▸ GIVEN DATA
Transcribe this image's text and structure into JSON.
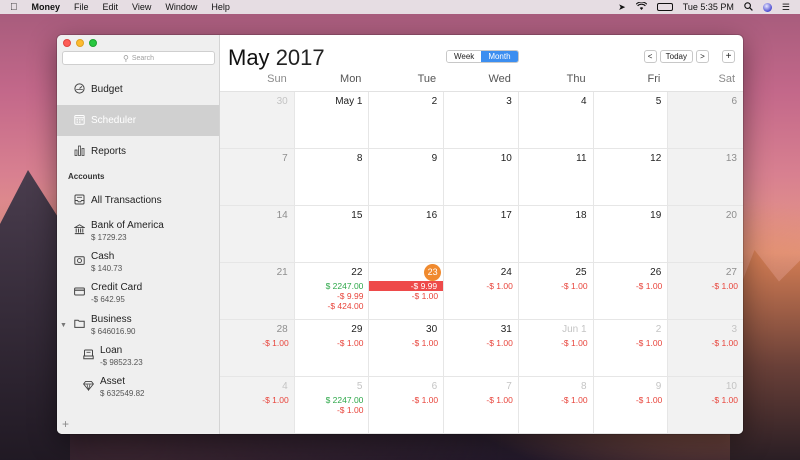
{
  "menubar": {
    "apple": "",
    "app_name": "Money",
    "menus": [
      "File",
      "Edit",
      "View",
      "Window",
      "Help"
    ],
    "battery_label": "🔋",
    "clock": "Tue 5:35 PM"
  },
  "sidebar": {
    "search_placeholder": "Search",
    "nav": [
      {
        "label": "Budget",
        "icon": "budget-gauge-icon"
      },
      {
        "label": "Scheduler",
        "icon": "calendar-icon",
        "selected": true
      },
      {
        "label": "Reports",
        "icon": "bar-chart-icon"
      }
    ],
    "accounts_header": "Accounts",
    "all_transactions": "All Transactions",
    "accounts": [
      {
        "name": "Bank of America",
        "balance": "$ 1729.23",
        "icon": "bank-icon"
      },
      {
        "name": "Cash",
        "balance": "$ 140.73",
        "icon": "cash-icon"
      },
      {
        "name": "Credit Card",
        "balance": "-$ 642.95",
        "icon": "credit-card-icon"
      },
      {
        "name": "Business",
        "balance": "$ 646016.90",
        "icon": "folder-icon"
      },
      {
        "name": "Loan",
        "balance": "-$ 98523.23",
        "icon": "loan-icon"
      },
      {
        "name": "Asset",
        "balance": "$ 632549.82",
        "icon": "diamond-icon"
      }
    ]
  },
  "calendar": {
    "month": "May",
    "year": "2017",
    "view_week": "Week",
    "view_month": "Month",
    "today_button": "Today",
    "prev": "<",
    "next": ">",
    "add": "+",
    "days_of_week": [
      "Sun",
      "Mon",
      "Tue",
      "Wed",
      "Thu",
      "Fri",
      "Sat"
    ],
    "weeks": [
      [
        {
          "day": "30",
          "out": true,
          "txns": []
        },
        {
          "day": "May 1",
          "txns": []
        },
        {
          "day": "2",
          "txns": []
        },
        {
          "day": "3",
          "txns": []
        },
        {
          "day": "4",
          "txns": []
        },
        {
          "day": "5",
          "txns": []
        },
        {
          "day": "6",
          "txns": []
        }
      ],
      [
        {
          "day": "7",
          "txns": []
        },
        {
          "day": "8",
          "txns": []
        },
        {
          "day": "9",
          "txns": []
        },
        {
          "day": "10",
          "txns": []
        },
        {
          "day": "11",
          "txns": []
        },
        {
          "day": "12",
          "txns": []
        },
        {
          "day": "13",
          "txns": []
        }
      ],
      [
        {
          "day": "14",
          "txns": []
        },
        {
          "day": "15",
          "txns": []
        },
        {
          "day": "16",
          "txns": []
        },
        {
          "day": "17",
          "txns": []
        },
        {
          "day": "18",
          "txns": []
        },
        {
          "day": "19",
          "txns": []
        },
        {
          "day": "20",
          "txns": []
        }
      ],
      [
        {
          "day": "21",
          "txns": []
        },
        {
          "day": "22",
          "txns": [
            {
              "amount": "$ 2247.00",
              "type": "pos"
            },
            {
              "amount": "-$ 9.99",
              "type": "neg"
            },
            {
              "amount": "-$ 424.00",
              "type": "neg"
            }
          ]
        },
        {
          "day": "23",
          "today": true,
          "txns": [
            {
              "amount": "-$ 9.99",
              "type": "hl"
            },
            {
              "amount": "-$ 1.00",
              "type": "neg"
            }
          ]
        },
        {
          "day": "24",
          "txns": [
            {
              "amount": "-$ 1.00",
              "type": "neg"
            }
          ]
        },
        {
          "day": "25",
          "txns": [
            {
              "amount": "-$ 1.00",
              "type": "neg"
            }
          ]
        },
        {
          "day": "26",
          "txns": [
            {
              "amount": "-$ 1.00",
              "type": "neg"
            }
          ]
        },
        {
          "day": "27",
          "txns": [
            {
              "amount": "-$ 1.00",
              "type": "neg"
            }
          ]
        }
      ],
      [
        {
          "day": "28",
          "txns": [
            {
              "amount": "-$ 1.00",
              "type": "neg"
            }
          ]
        },
        {
          "day": "29",
          "txns": [
            {
              "amount": "-$ 1.00",
              "type": "neg"
            }
          ]
        },
        {
          "day": "30",
          "txns": [
            {
              "amount": "-$ 1.00",
              "type": "neg"
            }
          ]
        },
        {
          "day": "31",
          "txns": [
            {
              "amount": "-$ 1.00",
              "type": "neg"
            }
          ]
        },
        {
          "day": "Jun 1",
          "out": true,
          "txns": [
            {
              "amount": "-$ 1.00",
              "type": "neg"
            }
          ]
        },
        {
          "day": "2",
          "out": true,
          "txns": [
            {
              "amount": "-$ 1.00",
              "type": "neg"
            }
          ]
        },
        {
          "day": "3",
          "out": true,
          "txns": [
            {
              "amount": "-$ 1.00",
              "type": "neg"
            }
          ]
        }
      ],
      [
        {
          "day": "4",
          "out": true,
          "txns": [
            {
              "amount": "-$ 1.00",
              "type": "neg"
            }
          ]
        },
        {
          "day": "5",
          "out": true,
          "txns": [
            {
              "amount": "$ 2247.00",
              "type": "pos"
            },
            {
              "amount": "-$ 1.00",
              "type": "neg"
            }
          ]
        },
        {
          "day": "6",
          "out": true,
          "txns": [
            {
              "amount": "-$ 1.00",
              "type": "neg"
            }
          ]
        },
        {
          "day": "7",
          "out": true,
          "txns": [
            {
              "amount": "-$ 1.00",
              "type": "neg"
            }
          ]
        },
        {
          "day": "8",
          "out": true,
          "txns": [
            {
              "amount": "-$ 1.00",
              "type": "neg"
            }
          ]
        },
        {
          "day": "9",
          "out": true,
          "txns": [
            {
              "amount": "-$ 1.00",
              "type": "neg"
            }
          ]
        },
        {
          "day": "10",
          "out": true,
          "txns": [
            {
              "amount": "-$ 1.00",
              "type": "neg"
            }
          ]
        }
      ]
    ]
  },
  "colors": {
    "accent": "#3c8ef0",
    "today": "#f08a2e",
    "negative": "#e8453c",
    "positive": "#2ea84a",
    "highlight": "#ee4a4a"
  }
}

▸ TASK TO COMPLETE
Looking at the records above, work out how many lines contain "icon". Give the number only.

▸ TASK OUTPUT
9